Welcome to Storage Virtualization 2.0
by Hu Yoshida on Feb 3, 2008
Back in the early days of storage virtualization, the Storage Network Industry Association, SNIA, defined virtualization as:
“The act of integrating one or more (back-end) services or functions with additional (front-end) functionality for the purpose of providing useful abstractions. Typically, virtualization hides some of the back-end complexity or adds or integrates new functionality with existing back-end services.”
Recently I had occasion to revisit the SNIA site to see if this definition had changed over the last few years. I was pleased to see how they expanded the definition into two parts.
The first part defines virtualization as “the act of abstracting, hiding, or isolating the internal function of a storage system or service from applications, compute servers or general network resources for the purpose of enabling application and network independent management of storage or data.”
The second part adds “The application of virtualization to storage services or devices for the purposes of aggregating functions or devices, hiding complexity, or adding new capabilities to lower level storage resources.”

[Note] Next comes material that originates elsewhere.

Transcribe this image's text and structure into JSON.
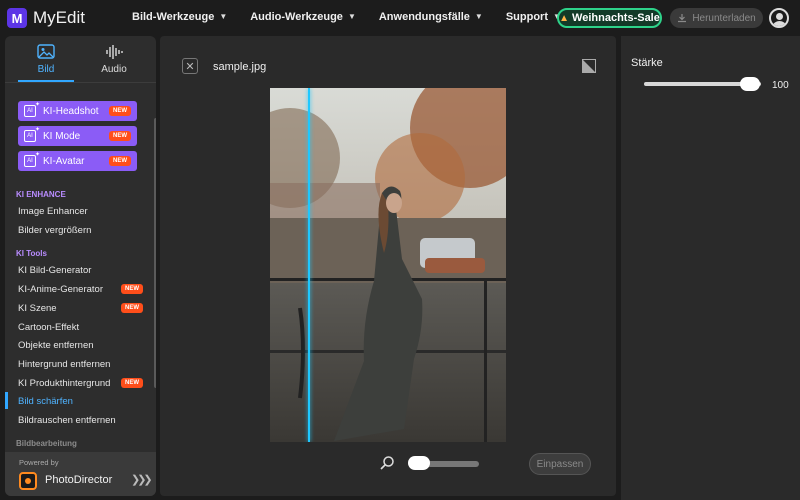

The first part of the definition is covered by most storage virtualization solutions, whether they are server, network, array, or controller based virtualization. They all provide application and network independent management of storage and data. However, there are different limitations on what storage and data they can virtualize, depending on where they are based. Server based virtualization is limited to the storage and data attached to that server. Network based virtualization is limited to storage that is attached to the network, and array based virtualization is limited to the storage and data contained within the array. Only control unit based virtualization can support, virtualization of heterogeneous FC storage attached to the control unit and to any system that attaches to the control unit through, FC, SAN, ESCON, FICON, iSCSI, and gateways for VTL, NAS, and CAS.
The second part of the definition marks a clear differentiation between what IDC and Gartner call Virtualization 1.0 and Virtualization 2.0. This part is defined by the ability to aggregate functions or devices and add new capabilities to lower level storage resources, while hiding complexity.
Lower level storage resources like JBOD arrays, can be enhanced with the performance and functionality of an enterprise storage control unit through control unit based virtualization An example of this would be to virtualize SATA disks for attachment to mainframe ESCON channels in order to provide a lower cost tier of storage. Without this ability to aggregate SATA with ESCON, mainframe cycles would be required to compress the data in order to reduce the cost of storing this to ESCON connected disks. Another example would be the ability to enable thin provisioning for all storage that is virtualized behind the control unit.
This is not limited to aggregation of functions and devices that sit behind the control unit, it can also aggregate functions that are attached to the front of this platform, with the functions contained within the control unit and attached storage resources. For instance it can aggregate a VTL gateway with control unit replication for remote vaulting between heterogeneous storage systems, or leverage CAS with thin provisioning and remote replication.
InfoStor recently published a case study of a Midwest financial institutions’ experience with Virtualization 2.0 through the use of Virtualization and thin provisioning. The key benefit of this virtualized storage infrastructure was the ability to easily and quickly provide storage and connectivity to a rapidly growing server farm and put off purchasing a new storage array of about 40TB.
Welcome to Virtualization 2.0
[...] Hu Yoshida, the CTO of Hitachi Data Systems, explained clearly about this definition here.. [...]